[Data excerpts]
------

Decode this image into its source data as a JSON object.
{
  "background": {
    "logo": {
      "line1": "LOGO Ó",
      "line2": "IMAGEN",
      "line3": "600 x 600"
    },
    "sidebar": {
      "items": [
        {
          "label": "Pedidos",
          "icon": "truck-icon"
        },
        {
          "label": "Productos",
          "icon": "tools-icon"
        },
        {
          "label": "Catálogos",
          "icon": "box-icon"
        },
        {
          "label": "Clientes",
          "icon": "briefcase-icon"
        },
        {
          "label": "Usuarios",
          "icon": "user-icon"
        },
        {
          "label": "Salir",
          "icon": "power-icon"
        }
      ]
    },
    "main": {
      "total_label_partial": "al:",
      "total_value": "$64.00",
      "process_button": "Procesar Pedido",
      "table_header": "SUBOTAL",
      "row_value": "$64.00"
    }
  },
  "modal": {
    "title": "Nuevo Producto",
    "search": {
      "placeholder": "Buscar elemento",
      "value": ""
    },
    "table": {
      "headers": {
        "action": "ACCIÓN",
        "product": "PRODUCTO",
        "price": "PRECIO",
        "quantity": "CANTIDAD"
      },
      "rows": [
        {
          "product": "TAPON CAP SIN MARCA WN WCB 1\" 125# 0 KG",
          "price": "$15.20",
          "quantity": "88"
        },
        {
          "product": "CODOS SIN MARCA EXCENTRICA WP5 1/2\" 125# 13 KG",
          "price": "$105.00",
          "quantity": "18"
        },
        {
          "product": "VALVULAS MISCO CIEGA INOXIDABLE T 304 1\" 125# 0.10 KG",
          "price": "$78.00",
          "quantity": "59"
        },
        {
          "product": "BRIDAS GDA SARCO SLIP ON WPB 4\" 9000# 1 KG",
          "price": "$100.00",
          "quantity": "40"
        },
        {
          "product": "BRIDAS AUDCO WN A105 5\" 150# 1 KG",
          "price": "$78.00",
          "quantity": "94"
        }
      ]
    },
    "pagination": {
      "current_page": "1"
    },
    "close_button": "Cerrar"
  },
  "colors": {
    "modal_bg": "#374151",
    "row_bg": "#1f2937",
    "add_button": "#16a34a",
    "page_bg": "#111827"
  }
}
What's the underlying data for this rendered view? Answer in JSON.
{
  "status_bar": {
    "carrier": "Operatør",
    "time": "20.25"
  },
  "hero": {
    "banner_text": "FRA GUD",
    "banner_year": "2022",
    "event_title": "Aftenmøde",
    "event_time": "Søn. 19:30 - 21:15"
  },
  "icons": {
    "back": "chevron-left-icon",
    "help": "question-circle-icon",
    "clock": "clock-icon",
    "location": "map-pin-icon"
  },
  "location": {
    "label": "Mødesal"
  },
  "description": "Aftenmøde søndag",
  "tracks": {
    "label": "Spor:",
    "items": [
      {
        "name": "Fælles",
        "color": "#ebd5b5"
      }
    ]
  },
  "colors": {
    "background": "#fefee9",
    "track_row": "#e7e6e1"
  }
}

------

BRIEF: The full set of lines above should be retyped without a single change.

WRITTEN SOLUTION:
Decode this image into its source data as a JSON object.
{
  "background": {
    "logo": {
      "line1": "LOGO Ó",
      "line2": "IMAGEN",
      "line3": "600 x 600"
    },
    "sidebar": {
      "items": [
        {
          "label": "Pedidos",
          "icon": "truck-icon"
        },
        {
          "label": "Productos",
          "icon": "tools-icon"
        },
        {
          "label": "Catálogos",
          "icon": "box-icon"
        },
        {
          "label": "Clientes",
          "icon": "briefcase-icon"
        },
        {
          "label": "Usuarios",
          "icon": "user-icon"
        },
        {
          "label": "Salir",
          "icon": "power-icon"
        }
      ]
    },
    "main": {
      "total_label_partial": "al:",
      "total_value": "$64.00",
      "process_button": "Procesar Pedido",
      "table_header": "SUBOTAL",
      "row_value": "$64.00"
    }
  },
  "modal": {
    "title": "Nuevo Producto",
    "search": {
      "placeholder": "Buscar elemento",
      "value": ""
    },
    "table": {
      "headers": {
        "action": "ACCIÓN",
        "product": "PRODUCTO",
        "price": "PRECIO",
        "quantity": "CANTIDAD"
      },
      "rows": [
        {
          "product": "TAPON CAP SIN MARCA WN WCB 1\" 125# 0 KG",
          "price": "$15.20",
          "quantity": "88"
        },
        {
          "product": "CODOS SIN MARCA EXCENTRICA WP5 1/2\" 125# 13 KG",
          "price": "$105.00",
          "quantity": "18"
        },
        {
          "product": "VALVULAS MISCO CIEGA INOXIDABLE T 304 1\" 125# 0.10 KG",
          "price": "$78.00",
          "quantity": "59"
        },
        {
          "product": "BRIDAS GDA SARCO SLIP ON WPB 4\" 9000# 1 KG",
          "price": "$100.00",
          "quantity": "40"
        },
        {
          "product": "BRIDAS AUDCO WN A105 5\" 150# 1 KG",
          "price": "$78.00",
          "quantity": "94"
        }
      ]
    },
    "pagination": {
      "current_page": "1"
    },
    "close_button": "Cerrar"
  },
  "colors": {
    "modal_bg": "#374151",
    "row_bg": "#1f2937",
    "add_button": "#16a34a",
    "page_bg": "#111827"
  }
}
What's the underlying data for this rendered view? Answer in JSON.
{
  "status_bar": {
    "carrier": "Operatør",
    "time": "20.25"
  },
  "hero": {
    "banner_text": "FRA GUD",
    "banner_year": "2022",
    "event_title": "Aftenmøde",
    "event_time": "Søn. 19:30 - 21:15"
  },
  "icons": {
    "back": "chevron-left-icon",
    "help": "question-circle-icon",
    "clock": "clock-icon",
    "location": "map-pin-icon"
  },
  "location": {
    "label": "Mødesal"
  },
  "description": "Aftenmøde søndag",
  "tracks": {
    "label": "Spor:",
    "items": [
      {
        "name": "Fælles",
        "color": "#ebd5b5"
      }
    ]
  },
  "colors": {
    "background": "#fefee9",
    "track_row": "#e7e6e1"
  }
}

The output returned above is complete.